"It is not necessarily more efficient for employers, as the cost of office occupation is not expensive - even in central London, otherwise tenants would not be signing leases today."
In provincial towns and cities, the cost of centralised offices is even less significant. And any savings would need to be set against the extra costs of communication and management of a dispersed workforce.
He points to relocation trends, often held up as a sign that firms have been fleeing London in droves. Yet the numbers involved represent only a small fraction of companies in the UK capital.
Technological advance will certainly affect work, but a lot of this has already happened via computers, faxes and mobile phones, and has not led to wholesale dispersal. Dislike of urban life has also been with us for centuries, and London has been miserable for years, says Mr Hunter, with the confidence of a Scottish investor.
Quality of buildings will change if employers are unable to recruit staff. But it can be even harder to get staff if tenants disperse to area where there are fewer facilities. Homeworking may also carry a rude awakening for staff looking for a better quality of life, adds John Whalley, property director at AMP Asset Management, an Australian-owned group with a growing UK investment base You don't get a better life being stuck in front of a computer screen at home, he says.

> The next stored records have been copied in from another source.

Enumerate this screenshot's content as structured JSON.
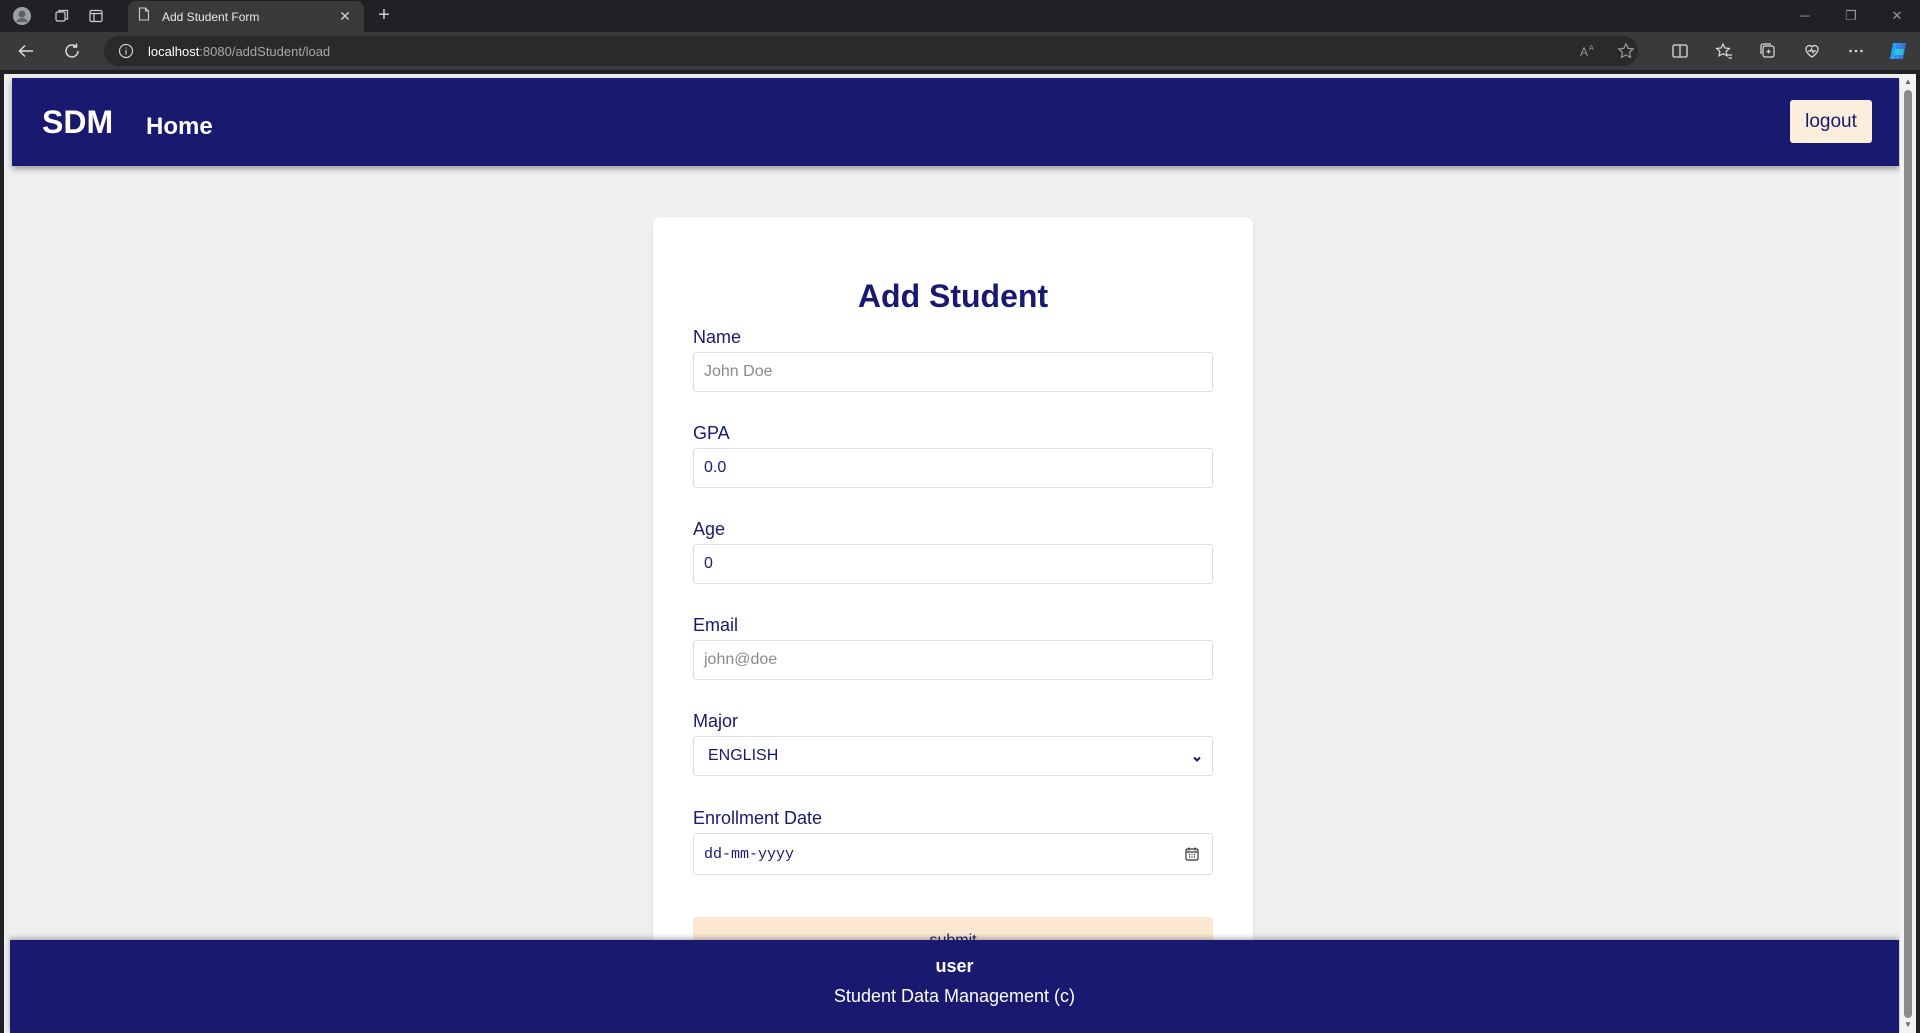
{
  "browser": {
    "tab_title": "Add Student Form",
    "url_host": "localhost",
    "url_rest": ":8080/addStudent/load",
    "new_tab_label": "+"
  },
  "nav": {
    "brand": "SDM",
    "home_label": "Home",
    "logout_label": "logout"
  },
  "form": {
    "title": "Add Student",
    "fields": [
      {
        "label": "Name",
        "value": "",
        "placeholder": "John Doe"
      },
      {
        "label": "GPA",
        "value": "0.0",
        "placeholder": ""
      },
      {
        "label": "Age",
        "value": "0",
        "placeholder": ""
      },
      {
        "label": "Email",
        "value": "",
        "placeholder": "john@doe"
      },
      {
        "label": "Major",
        "value": "ENGLISH",
        "placeholder": ""
      },
      {
        "label": "Enrollment Date",
        "value": "",
        "placeholder": "dd-mm-yyyy"
      }
    ],
    "submit_label": "submit"
  },
  "footer": {
    "user": "user",
    "copyright": "Student Data Management (c)"
  },
  "colors": {
    "navy": "#191970",
    "button_bg": "#fbeedd",
    "submit_bg": "#fbe8d3",
    "page_bg": "#efefef"
  },
  "icons": [
    "profile-icon",
    "workspaces-icon",
    "tab-actions-icon",
    "page-icon",
    "close-icon",
    "back-icon",
    "refresh-icon",
    "info-icon",
    "read-aloud-icon",
    "favorite-star-icon",
    "split-screen-icon",
    "favorites-icon",
    "collections-icon",
    "performance-icon",
    "more-icon",
    "copilot-icon",
    "chevron-down-icon",
    "calendar-icon"
  ]
}
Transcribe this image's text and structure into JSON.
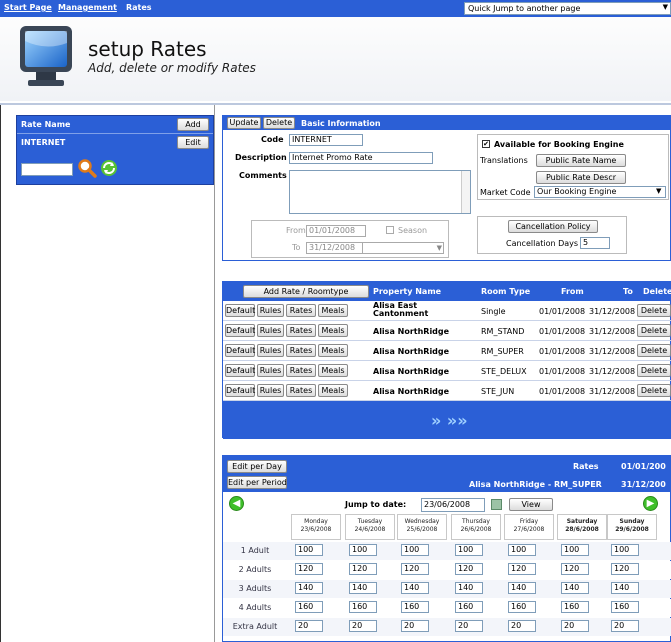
{
  "nav": {
    "start_page": "Start Page",
    "management": "Management",
    "rates": "Rates",
    "quick_jump": "Quick Jump to another page"
  },
  "header": {
    "title": "setup Rates",
    "subtitle": "Add, delete or modify Rates"
  },
  "left": {
    "column_header": "Rate Name",
    "add": "Add",
    "item": "INTERNET",
    "edit": "Edit"
  },
  "info": {
    "update": "Update",
    "delete": "Delete",
    "tab_title": "Basic Information",
    "code_label": "Code",
    "code_value": "INTERNET",
    "desc_label": "Description",
    "desc_value": "Internet Promo Rate",
    "comments_label": "Comments",
    "from_label": "From",
    "from_value": "01/01/2008",
    "to_label": "To",
    "to_value": "31/12/2008",
    "season_label": "Season",
    "available_label": "Available for Booking Engine",
    "translations_label": "Translations",
    "public_rate_name": "Public Rate Name",
    "public_rate_descr": "Public Rate Descr",
    "market_code_label": "Market Code",
    "market_code_value": "Our Booking Engine",
    "cancellation_policy": "Cancellation Policy",
    "cancellation_days_label": "Cancellation Days",
    "cancellation_days_value": "5"
  },
  "rate_list": {
    "add_button": "Add Rate / Roomtype",
    "headers": [
      "Property Name",
      "Room Type",
      "From",
      "To",
      "Delete"
    ],
    "row_buttons": [
      "Default",
      "Rules",
      "Rates",
      "Meals"
    ],
    "delete_label": "Delete",
    "rows": [
      {
        "property": "Alisa East Cantonment",
        "room_type": "Single",
        "from": "01/01/2008",
        "to": "31/12/2008"
      },
      {
        "property": "Alisa NorthRidge",
        "room_type": "RM_STAND",
        "from": "01/01/2008",
        "to": "31/12/2008"
      },
      {
        "property": "Alisa NorthRidge",
        "room_type": "RM_SUPER",
        "from": "01/01/2008",
        "to": "31/12/2008"
      },
      {
        "property": "Alisa NorthRidge",
        "room_type": "STE_DELUX",
        "from": "01/01/2008",
        "to": "31/12/2008"
      },
      {
        "property": "Alisa NorthRidge",
        "room_type": "STE_JUN",
        "from": "01/01/2008",
        "to": "31/12/2008"
      }
    ],
    "pager": "»  »»"
  },
  "grid": {
    "edit_per_day": "Edit per Day",
    "edit_per_period": "Edit per Period",
    "rates_label": "Rates",
    "date_from": "01/01/200",
    "date_to": "31/12/200",
    "subtitle": "Alisa NorthRidge - RM_SUPER",
    "jump_label": "Jump to date:",
    "jump_value": "23/06/2008",
    "view": "View",
    "days": [
      {
        "name": "Monday",
        "date": "23/6/2008"
      },
      {
        "name": "Tuesday",
        "date": "24/6/2008"
      },
      {
        "name": "Wednesday",
        "date": "25/6/2008"
      },
      {
        "name": "Thursday",
        "date": "26/6/2008"
      },
      {
        "name": "Friday",
        "date": "27/6/2008"
      },
      {
        "name": "Saturday",
        "date": "28/6/2008"
      },
      {
        "name": "Sunday",
        "date": "29/6/2008"
      }
    ],
    "rows": [
      {
        "label": "1 Adult",
        "values": [
          "100",
          "100",
          "100",
          "100",
          "100",
          "100",
          "100"
        ]
      },
      {
        "label": "2 Adults",
        "values": [
          "120",
          "120",
          "120",
          "120",
          "120",
          "120",
          "120"
        ]
      },
      {
        "label": "3 Adults",
        "values": [
          "140",
          "140",
          "140",
          "140",
          "140",
          "140",
          "140"
        ]
      },
      {
        "label": "4 Adults",
        "values": [
          "160",
          "160",
          "160",
          "160",
          "160",
          "160",
          "160"
        ]
      },
      {
        "label": "Extra Adult",
        "values": [
          "20",
          "20",
          "20",
          "20",
          "20",
          "20",
          "20"
        ]
      }
    ]
  }
}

Underlying changes in the nature of work will also help protect city centres, says Hamish McRae, economic commentator for The Independent newspaper and author of The World in 2020, an eclectic look at the future which is understood to have caught President Clinton's eye when he visited the UK.
McRae sees a return to a pattern similar to medieval craftsmen living over their workshops and more use of contract workers and freelances. But as new technology opens the floodgates to information, many workers will be experts, packaging those facts in a way businesses can digest.
While computers and modems mean they could do this job anywhere, they will probably need face-to-face contact to work with clients. Sales, marketing and senior management will also retain city centre locations, because much of their work is through semi-social interaction.